For example, a new user of a CRM tool could be sent a congratulatory email when they’ve added a new company, contact, or deal, telling them about what else they can do now that they’ve reached this milestone. The tricky part is finding the sweet spot between being proactively helpful and an overeager nudge. But that’s what A/B testing is for, right?
Make it easier in a clustered SaaS market
Your product helps users do something. Your competition’s products help them do the same thing. But what if your product was easier to use, sped up the process, and simpler to understand?
Dumbing down a product might feel like an odd path to market success. However, a complicated user experience can be a real turn-off for new users. Moreover, it can create a negative reputation in the market. This doesn’t mean sacrificing functionality for simplicity but rather streamlining things and lowering the barriers to entry and mastery.
Every product has ample opportunities, from installation and configuration to routine user experience workflows. Reducing the required number of clicks to complete a task, auto-populating fields, shortening the real estate a user must cover with their mouse… these little things can add to a much cleaner user experience.
You can keep in the fancy, complicated stuff for power users who need to get into the weeds. Your product aims to help users achieve these core tasks and keep them simpler and easier than the alternative options. New customers will realize value quicker. Consequently, loyal customers will appreciate the speed and ease with which they navigate the product. Furthermore, your easy-to-use reputation will encourage more trials.
Quantify your product’s awesomeness
You and your competitors have products that do similar things with plenty of overlap. So how can you claim to be “the best” out of all those options? If you put in the right instrumentation, your metrics can help support the success of your product.
With the right data, your product marketing team can start publicizing the quantifiable benefits of your solution. However, you need to combine it with survey data from users. Time savings, productivity, throughput, efficiency, increased output, profitability, fewer errors or returns… these metrics your customers care about and hope your product can improve.
With hard data, you can present these measurable improvements to the market as evidence of your product’s superiority. Combined with testimonials and case studies, this is a powerful tool in your differentiation arsenal. Moreover, it provides fodder and talking points for sales pitches, social media posts, and much more.
Of course, this doesn’t mean you should always stage a full-frontal assault on your top competitors. Unless you have solid data on your solution and third party, you could quickly get your firm into hot water. Just take pride in what your product can do and tell the world exactly how amazing it is. However, the product’s success with some numbers to back it up.

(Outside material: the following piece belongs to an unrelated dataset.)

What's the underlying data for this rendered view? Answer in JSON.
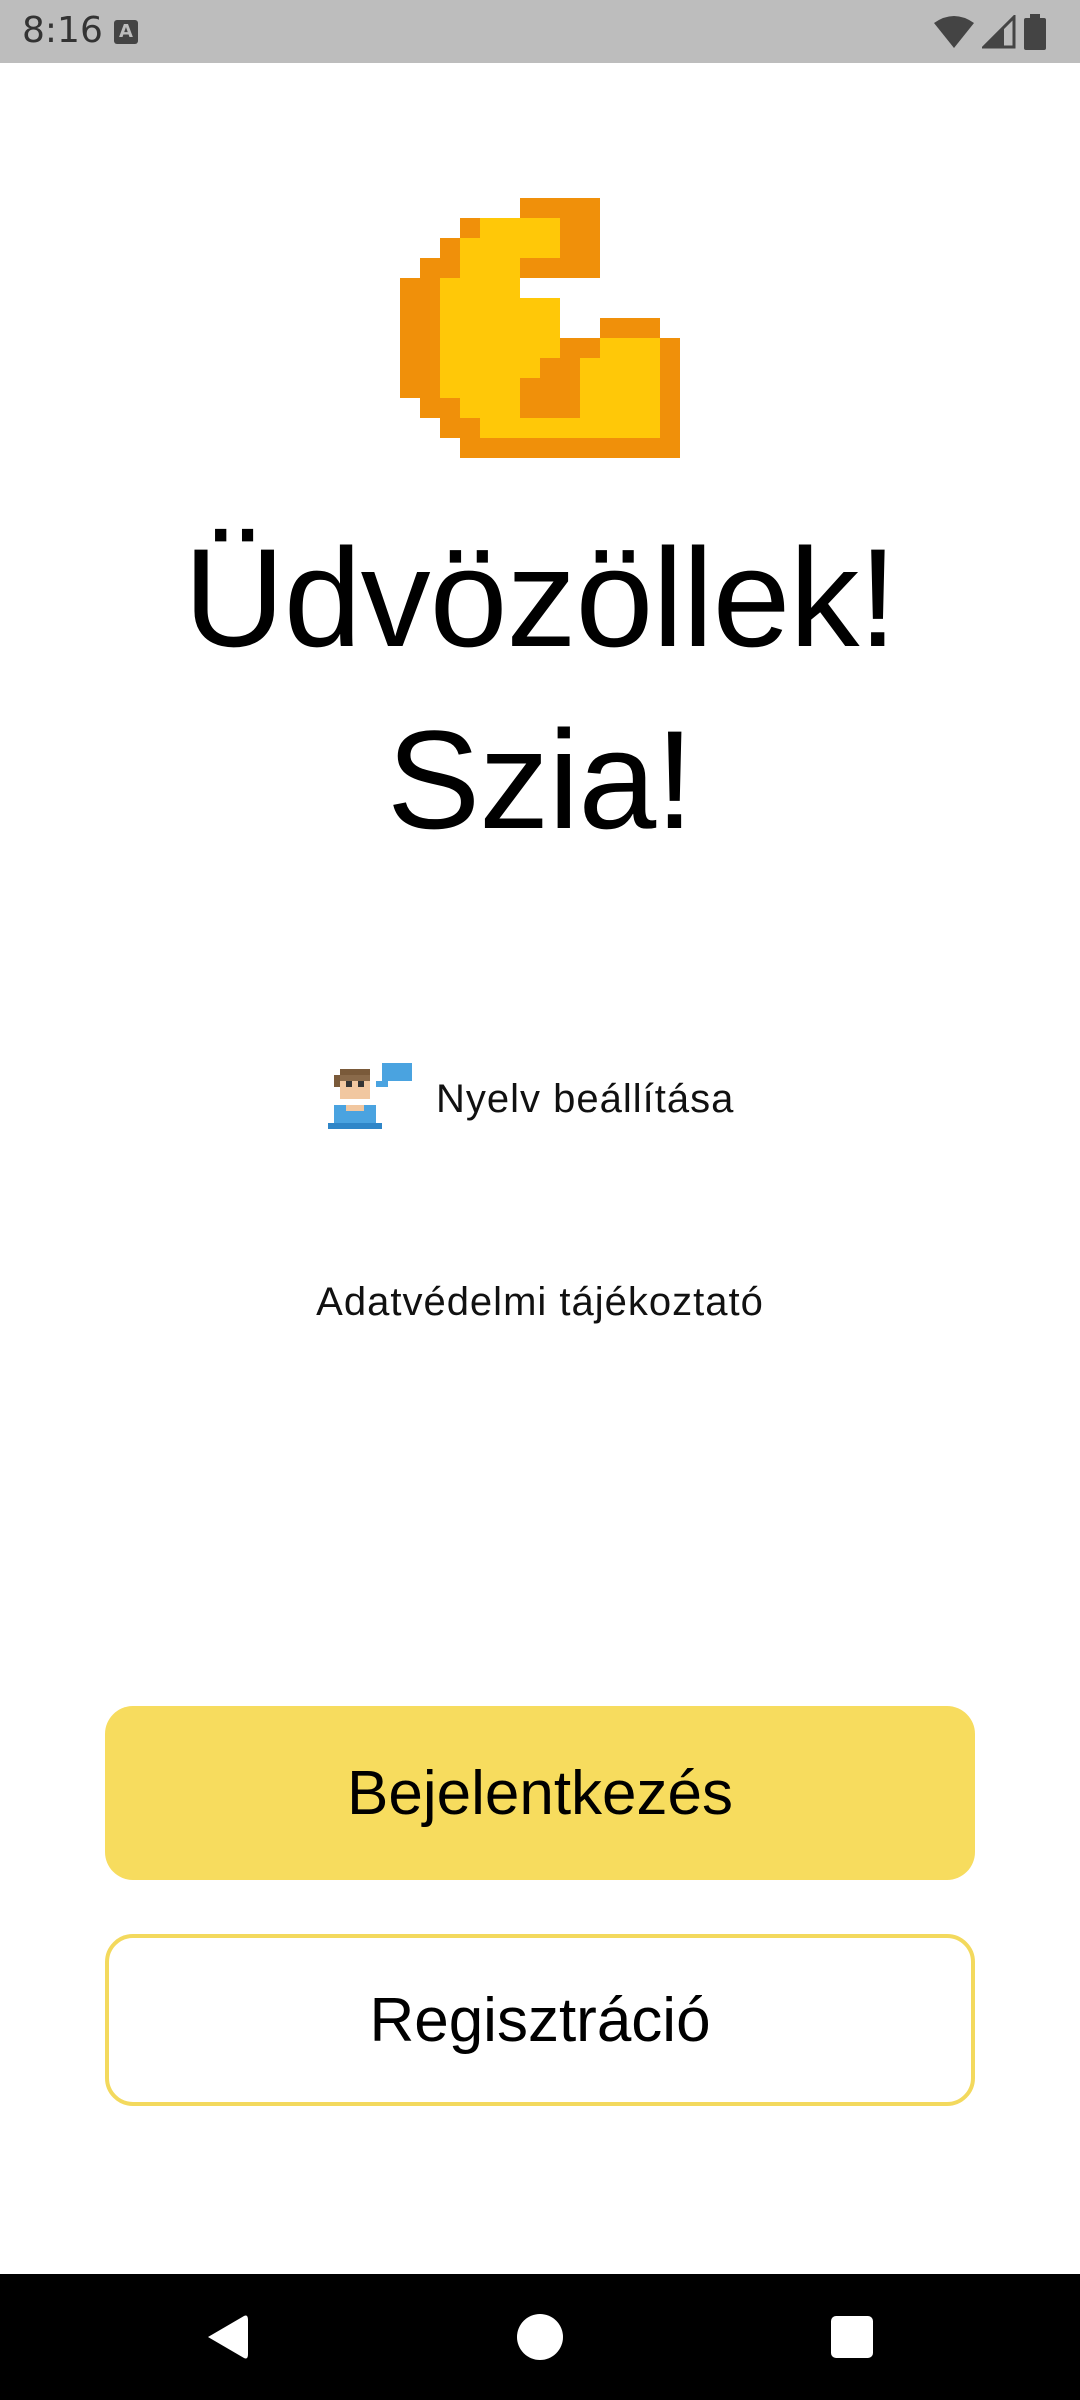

Stay customer-centric when navigating a clustered SaaS market
Spend less time listening and watching what the competition is doing. Instead, expend more energy and attention on your actual users. Their own customer journeys are unique, and they may not care nearly as much about your rival’s new widget as you might think.

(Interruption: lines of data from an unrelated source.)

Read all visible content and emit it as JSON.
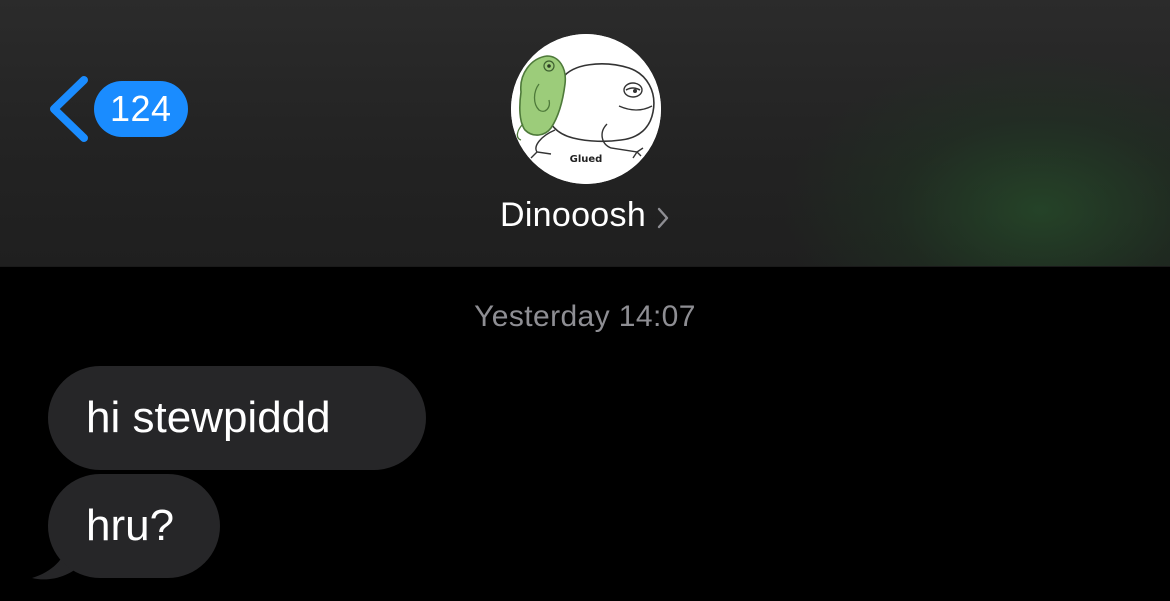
{
  "header": {
    "back": {
      "icon": "chevron-left-icon",
      "unread_count": "124",
      "accent_color": "#1a8cff"
    },
    "contact": {
      "name": "Dinooosh",
      "avatar_caption": "Glued",
      "disclosure_icon": "chevron-right-icon"
    }
  },
  "conversation": {
    "timestamp": "Yesterday 14:07",
    "messages": [
      {
        "direction": "incoming",
        "text": "hi stewpiddd"
      },
      {
        "direction": "incoming",
        "text": "hru?"
      }
    ],
    "bubble_color": "#262628"
  }
}
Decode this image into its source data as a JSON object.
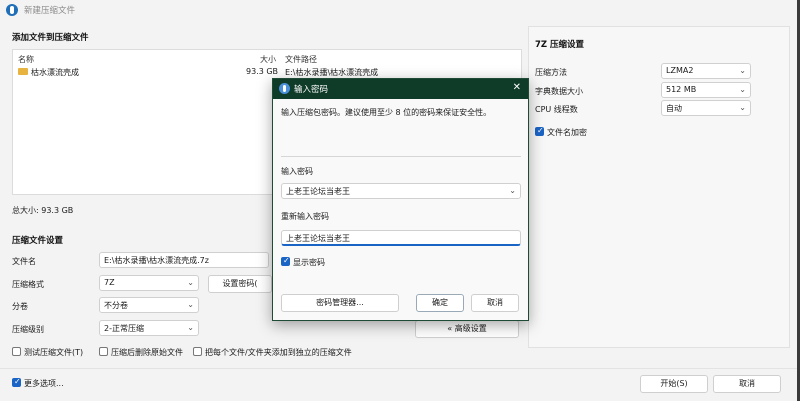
{
  "window": {
    "title": "新建压缩文件"
  },
  "add_section": {
    "title": "添加文件到压缩文件",
    "columns": {
      "name": "名称",
      "size": "大小",
      "path": "文件路径"
    },
    "files": [
      {
        "name": "枯水漂流壳成",
        "size": "93.3 GB",
        "path": "E:\\枯水录播\\枯水漂流壳成"
      }
    ],
    "total": "总大小: 93.3 GB"
  },
  "compress_settings": {
    "title": "压缩文件设置",
    "filename_label": "文件名",
    "filename_value": "E:\\枯水录播\\枯水漂流壳成.7z",
    "format_label": "压缩格式",
    "format_value": "7Z",
    "split_label": "分卷",
    "split_value": "不分卷",
    "level_label": "压缩级别",
    "level_value": "2-正常压缩",
    "set_password_button": "设置密码(",
    "advanced_button": "« 高级设置",
    "opt_test": "测试压缩文件(T)",
    "opt_delete": "压缩后删除原始文件",
    "opt_separate": "把每个文件/文件夹添加到独立的压缩文件"
  },
  "sevenz_settings": {
    "title": "7Z 压缩设置",
    "method_label": "压缩方法",
    "method_value": "LZMA2",
    "dict_label": "字典数据大小",
    "dict_value": "512 MB",
    "cpu_label": "CPU 线程数",
    "cpu_value": "自动",
    "encrypt_names": "文件名加密"
  },
  "footer": {
    "more_options": "更多选项...",
    "start_button": "开始(S)",
    "cancel_button": "取消"
  },
  "password_dialog": {
    "title": "输入密码",
    "hint": "输入压缩包密码。建议使用至少 8 位的密码来保证安全性。",
    "enter_label": "输入密码",
    "enter_value": "上老王论坛当老王",
    "reenter_label": "重新输入密码",
    "reenter_value": "上老王论坛当老王",
    "show_password": "显示密码",
    "manager_button": "密码管理器...",
    "ok_button": "确定",
    "cancel_button": "取消"
  },
  "colors": {
    "accent": "#1a64c5",
    "dialog_title_bg": "#0f3b29",
    "folder": "#e8b441"
  },
  "icons": [
    "app-icon",
    "folder-icon",
    "close-icon",
    "chevron-down-icon",
    "checkbox-icon"
  ]
}
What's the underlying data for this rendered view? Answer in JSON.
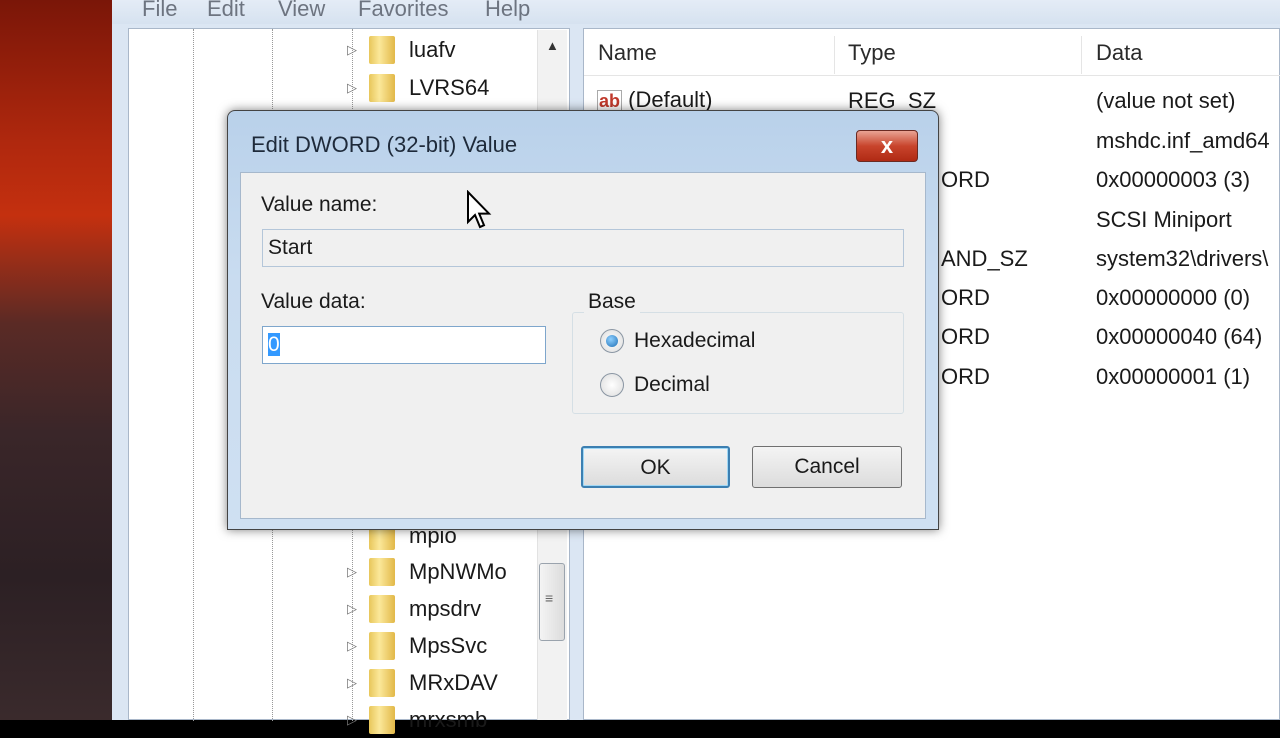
{
  "menu": [
    "File",
    "Edit",
    "View",
    "Favorites",
    "Help"
  ],
  "tree": {
    "items_top": [
      "luafv",
      "LVRS64"
    ],
    "items_bottom": [
      "mpio",
      "MpNWMo",
      "mpsdrv",
      "MpsSvc",
      "MRxDAV",
      "mrxsmb"
    ]
  },
  "list": {
    "headers": {
      "name": "Name",
      "type": "Type",
      "data": "Data"
    },
    "rows": [
      {
        "name": "(Default)",
        "type": "REG_SZ",
        "data": "(value not set)"
      },
      {
        "type": "",
        "data": "mshdc.inf_amd64"
      },
      {
        "type": "ORD",
        "data": "0x00000003 (3)"
      },
      {
        "type": "",
        "data": "SCSI Miniport"
      },
      {
        "type": "AND_SZ",
        "data": "system32\\drivers\\"
      },
      {
        "type": "ORD",
        "data": "0x00000000 (0)"
      },
      {
        "type": "ORD",
        "data": "0x00000040 (64)"
      },
      {
        "type": "ORD",
        "data": "0x00000001 (1)"
      }
    ]
  },
  "dialog": {
    "title": "Edit DWORD (32-bit) Value",
    "close": "x",
    "value_name_label": "Value name:",
    "value_name": "Start",
    "value_data_label": "Value data:",
    "value_data": "0",
    "base_label": "Base",
    "hex_label": "Hexadecimal",
    "dec_label": "Decimal",
    "ok": "OK",
    "cancel": "Cancel"
  }
}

Continuous feedback loops and customer advisory boards can ground the product team in what’s meaningful to the real people and companies seeking out and utilizing your solutions. Chances are that if your current user base cares about something, prospects will also. Plus, you’ll know that each new enhancement, extension, and supported integration will, at a minimum, delight your current customers who have many choices in a clustered SaaS market.